DATASET RECORDS.

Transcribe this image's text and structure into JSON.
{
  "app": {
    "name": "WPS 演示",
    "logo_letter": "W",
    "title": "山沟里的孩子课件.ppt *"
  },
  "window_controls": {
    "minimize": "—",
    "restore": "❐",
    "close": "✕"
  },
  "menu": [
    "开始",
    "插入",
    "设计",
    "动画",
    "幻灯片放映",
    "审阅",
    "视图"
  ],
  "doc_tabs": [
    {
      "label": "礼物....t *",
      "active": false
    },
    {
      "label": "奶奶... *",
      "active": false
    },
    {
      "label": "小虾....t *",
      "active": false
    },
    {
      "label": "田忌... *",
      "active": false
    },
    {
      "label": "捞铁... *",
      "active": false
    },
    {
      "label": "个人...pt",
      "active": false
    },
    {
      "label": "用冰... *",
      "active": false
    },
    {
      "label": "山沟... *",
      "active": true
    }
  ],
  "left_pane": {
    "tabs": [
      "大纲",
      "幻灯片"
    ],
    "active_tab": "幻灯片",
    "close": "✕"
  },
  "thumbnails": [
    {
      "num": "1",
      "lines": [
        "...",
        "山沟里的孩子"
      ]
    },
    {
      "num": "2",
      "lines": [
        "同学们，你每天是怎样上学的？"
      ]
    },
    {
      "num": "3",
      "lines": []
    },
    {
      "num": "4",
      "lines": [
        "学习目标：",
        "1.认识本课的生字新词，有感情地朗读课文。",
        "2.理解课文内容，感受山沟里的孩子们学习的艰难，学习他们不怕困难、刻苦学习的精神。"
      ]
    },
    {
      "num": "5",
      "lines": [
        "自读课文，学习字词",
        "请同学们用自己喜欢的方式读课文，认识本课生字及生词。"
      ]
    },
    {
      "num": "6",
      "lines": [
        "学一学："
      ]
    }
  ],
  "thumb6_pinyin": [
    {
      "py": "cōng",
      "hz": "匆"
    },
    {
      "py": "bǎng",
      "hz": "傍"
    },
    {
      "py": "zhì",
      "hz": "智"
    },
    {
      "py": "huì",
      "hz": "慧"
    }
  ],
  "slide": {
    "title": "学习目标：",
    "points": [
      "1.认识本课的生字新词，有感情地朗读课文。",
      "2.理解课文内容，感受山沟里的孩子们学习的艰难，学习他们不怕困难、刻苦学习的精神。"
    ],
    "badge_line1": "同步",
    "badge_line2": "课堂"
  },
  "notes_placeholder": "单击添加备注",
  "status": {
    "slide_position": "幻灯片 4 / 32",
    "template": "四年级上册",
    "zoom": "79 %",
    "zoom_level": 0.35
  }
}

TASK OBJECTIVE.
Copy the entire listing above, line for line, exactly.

ANSWER TO THE PROBLEM.
Transcribe this image's text and structure into JSON.
{
  "app": {
    "name": "WPS 演示",
    "logo_letter": "W",
    "title": "山沟里的孩子课件.ppt *"
  },
  "window_controls": {
    "minimize": "—",
    "restore": "❐",
    "close": "✕"
  },
  "menu": [
    "开始",
    "插入",
    "设计",
    "动画",
    "幻灯片放映",
    "审阅",
    "视图"
  ],
  "doc_tabs": [
    {
      "label": "礼物....t *",
      "active": false
    },
    {
      "label": "奶奶... *",
      "active": false
    },
    {
      "label": "小虾....t *",
      "active": false
    },
    {
      "label": "田忌... *",
      "active": false
    },
    {
      "label": "捞铁... *",
      "active": false
    },
    {
      "label": "个人...pt",
      "active": false
    },
    {
      "label": "用冰... *",
      "active": false
    },
    {
      "label": "山沟... *",
      "active": true
    }
  ],
  "left_pane": {
    "tabs": [
      "大纲",
      "幻灯片"
    ],
    "active_tab": "幻灯片",
    "close": "✕"
  },
  "thumbnails": [
    {
      "num": "1",
      "lines": [
        "...",
        "山沟里的孩子"
      ]
    },
    {
      "num": "2",
      "lines": [
        "同学们，你每天是怎样上学的？"
      ]
    },
    {
      "num": "3",
      "lines": []
    },
    {
      "num": "4",
      "lines": [
        "学习目标：",
        "1.认识本课的生字新词，有感情地朗读课文。",
        "2.理解课文内容，感受山沟里的孩子们学习的艰难，学习他们不怕困难、刻苦学习的精神。"
      ]
    },
    {
      "num": "5",
      "lines": [
        "自读课文，学习字词",
        "请同学们用自己喜欢的方式读课文，认识本课生字及生词。"
      ]
    },
    {
      "num": "6",
      "lines": [
        "学一学："
      ]
    }
  ],
  "thumb6_pinyin": [
    {
      "py": "cōng",
      "hz": "匆"
    },
    {
      "py": "bǎng",
      "hz": "傍"
    },
    {
      "py": "zhì",
      "hz": "智"
    },
    {
      "py": "huì",
      "hz": "慧"
    }
  ],
  "slide": {
    "title": "学习目标：",
    "points": [
      "1.认识本课的生字新词，有感情地朗读课文。",
      "2.理解课文内容，感受山沟里的孩子们学习的艰难，学习他们不怕困难、刻苦学习的精神。"
    ],
    "badge_line1": "同步",
    "badge_line2": "课堂"
  },
  "notes_placeholder": "单击添加备注",
  "status": {
    "slide_position": "幻灯片 4 / 32",
    "template": "四年级上册",
    "zoom": "79 %",
    "zoom_level": 0.35
  }
}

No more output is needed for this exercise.